Word for word, write out all of the data below.

Material to process.
—————
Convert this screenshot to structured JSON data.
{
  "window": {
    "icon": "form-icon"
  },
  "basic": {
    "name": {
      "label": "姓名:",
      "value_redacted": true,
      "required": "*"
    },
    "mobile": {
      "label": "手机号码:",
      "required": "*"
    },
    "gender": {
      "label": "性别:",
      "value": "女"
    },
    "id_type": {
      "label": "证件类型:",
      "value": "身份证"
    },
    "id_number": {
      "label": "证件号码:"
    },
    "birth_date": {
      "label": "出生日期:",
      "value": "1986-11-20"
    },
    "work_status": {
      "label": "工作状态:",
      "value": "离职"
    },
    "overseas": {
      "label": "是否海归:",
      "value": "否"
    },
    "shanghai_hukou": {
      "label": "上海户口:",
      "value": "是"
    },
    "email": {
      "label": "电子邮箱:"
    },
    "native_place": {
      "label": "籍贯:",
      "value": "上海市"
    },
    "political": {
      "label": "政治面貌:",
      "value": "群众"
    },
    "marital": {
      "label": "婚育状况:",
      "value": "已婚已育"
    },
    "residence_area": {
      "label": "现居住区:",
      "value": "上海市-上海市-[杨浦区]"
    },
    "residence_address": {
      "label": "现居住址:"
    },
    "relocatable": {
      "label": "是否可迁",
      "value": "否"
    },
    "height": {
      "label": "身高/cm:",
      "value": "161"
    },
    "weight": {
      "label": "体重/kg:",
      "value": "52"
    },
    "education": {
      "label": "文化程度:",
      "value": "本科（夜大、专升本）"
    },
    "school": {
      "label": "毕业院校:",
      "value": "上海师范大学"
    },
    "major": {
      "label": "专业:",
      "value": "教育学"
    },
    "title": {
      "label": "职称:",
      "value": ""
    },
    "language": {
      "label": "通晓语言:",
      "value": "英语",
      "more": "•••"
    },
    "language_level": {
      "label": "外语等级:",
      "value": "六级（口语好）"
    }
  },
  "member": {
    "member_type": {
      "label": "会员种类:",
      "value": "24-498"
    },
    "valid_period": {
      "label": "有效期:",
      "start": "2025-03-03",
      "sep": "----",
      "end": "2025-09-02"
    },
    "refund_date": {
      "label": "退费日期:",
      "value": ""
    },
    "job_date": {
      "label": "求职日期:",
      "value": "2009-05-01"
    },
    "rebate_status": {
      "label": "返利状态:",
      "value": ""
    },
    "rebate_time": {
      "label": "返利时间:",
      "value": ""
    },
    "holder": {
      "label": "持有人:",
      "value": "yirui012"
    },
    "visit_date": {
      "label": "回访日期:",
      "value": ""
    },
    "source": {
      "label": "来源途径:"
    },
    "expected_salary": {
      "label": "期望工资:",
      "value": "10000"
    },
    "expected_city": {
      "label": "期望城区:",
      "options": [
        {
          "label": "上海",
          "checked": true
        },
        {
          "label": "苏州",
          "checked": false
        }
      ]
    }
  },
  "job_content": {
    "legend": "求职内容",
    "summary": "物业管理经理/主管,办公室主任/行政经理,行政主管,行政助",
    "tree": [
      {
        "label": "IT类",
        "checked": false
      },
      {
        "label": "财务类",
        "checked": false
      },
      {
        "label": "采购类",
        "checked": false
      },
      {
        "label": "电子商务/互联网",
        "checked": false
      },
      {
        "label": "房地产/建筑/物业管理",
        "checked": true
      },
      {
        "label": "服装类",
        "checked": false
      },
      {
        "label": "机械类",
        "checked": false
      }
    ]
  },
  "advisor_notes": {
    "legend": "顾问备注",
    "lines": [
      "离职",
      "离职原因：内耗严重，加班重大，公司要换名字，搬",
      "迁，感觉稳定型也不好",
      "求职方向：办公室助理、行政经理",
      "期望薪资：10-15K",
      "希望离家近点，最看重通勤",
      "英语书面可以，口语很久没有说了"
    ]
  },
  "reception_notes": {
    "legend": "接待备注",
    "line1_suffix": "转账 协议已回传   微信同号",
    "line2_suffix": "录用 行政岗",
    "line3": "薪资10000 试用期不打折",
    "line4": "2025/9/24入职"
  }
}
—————
Solution to this problem.
Convert this screenshot to structured JSON data.
{
  "window": {
    "icon": "form-icon"
  },
  "basic": {
    "name": {
      "label": "姓名:",
      "value_redacted": true,
      "required": "*"
    },
    "mobile": {
      "label": "手机号码:",
      "required": "*"
    },
    "gender": {
      "label": "性别:",
      "value": "女"
    },
    "id_type": {
      "label": "证件类型:",
      "value": "身份证"
    },
    "id_number": {
      "label": "证件号码:"
    },
    "birth_date": {
      "label": "出生日期:",
      "value": "1986-11-20"
    },
    "work_status": {
      "label": "工作状态:",
      "value": "离职"
    },
    "overseas": {
      "label": "是否海归:",
      "value": "否"
    },
    "shanghai_hukou": {
      "label": "上海户口:",
      "value": "是"
    },
    "email": {
      "label": "电子邮箱:"
    },
    "native_place": {
      "label": "籍贯:",
      "value": "上海市"
    },
    "political": {
      "label": "政治面貌:",
      "value": "群众"
    },
    "marital": {
      "label": "婚育状况:",
      "value": "已婚已育"
    },
    "residence_area": {
      "label": "现居住区:",
      "value": "上海市-上海市-[杨浦区]"
    },
    "residence_address": {
      "label": "现居住址:"
    },
    "relocatable": {
      "label": "是否可迁",
      "value": "否"
    },
    "height": {
      "label": "身高/cm:",
      "value": "161"
    },
    "weight": {
      "label": "体重/kg:",
      "value": "52"
    },
    "education": {
      "label": "文化程度:",
      "value": "本科（夜大、专升本）"
    },
    "school": {
      "label": "毕业院校:",
      "value": "上海师范大学"
    },
    "major": {
      "label": "专业:",
      "value": "教育学"
    },
    "title": {
      "label": "职称:",
      "value": ""
    },
    "language": {
      "label": "通晓语言:",
      "value": "英语",
      "more": "•••"
    },
    "language_level": {
      "label": "外语等级:",
      "value": "六级（口语好）"
    }
  },
  "member": {
    "member_type": {
      "label": "会员种类:",
      "value": "24-498"
    },
    "valid_period": {
      "label": "有效期:",
      "start": "2025-03-03",
      "sep": "----",
      "end": "2025-09-02"
    },
    "refund_date": {
      "label": "退费日期:",
      "value": ""
    },
    "job_date": {
      "label": "求职日期:",
      "value": "2009-05-01"
    },
    "rebate_status": {
      "label": "返利状态:",
      "value": ""
    },
    "rebate_time": {
      "label": "返利时间:",
      "value": ""
    },
    "holder": {
      "label": "持有人:",
      "value": "yirui012"
    },
    "visit_date": {
      "label": "回访日期:",
      "value": ""
    },
    "source": {
      "label": "来源途径:"
    },
    "expected_salary": {
      "label": "期望工资:",
      "value": "10000"
    },
    "expected_city": {
      "label": "期望城区:",
      "options": [
        {
          "label": "上海",
          "checked": true
        },
        {
          "label": "苏州",
          "checked": false
        }
      ]
    }
  },
  "job_content": {
    "legend": "求职内容",
    "summary": "物业管理经理/主管,办公室主任/行政经理,行政主管,行政助",
    "tree": [
      {
        "label": "IT类",
        "checked": false
      },
      {
        "label": "财务类",
        "checked": false
      },
      {
        "label": "采购类",
        "checked": false
      },
      {
        "label": "电子商务/互联网",
        "checked": false
      },
      {
        "label": "房地产/建筑/物业管理",
        "checked": true
      },
      {
        "label": "服装类",
        "checked": false
      },
      {
        "label": "机械类",
        "checked": false
      }
    ]
  },
  "advisor_notes": {
    "legend": "顾问备注",
    "lines": [
      "离职",
      "离职原因：内耗严重，加班重大，公司要换名字，搬",
      "迁，感觉稳定型也不好",
      "求职方向：办公室助理、行政经理",
      "期望薪资：10-15K",
      "希望离家近点，最看重通勤",
      "英语书面可以，口语很久没有说了"
    ]
  },
  "reception_notes": {
    "legend": "接待备注",
    "line1_suffix": "转账 协议已回传   微信同号",
    "line2_suffix": "录用 行政岗",
    "line3": "薪资10000 试用期不打折",
    "line4": "2025/9/24入职"
  }
}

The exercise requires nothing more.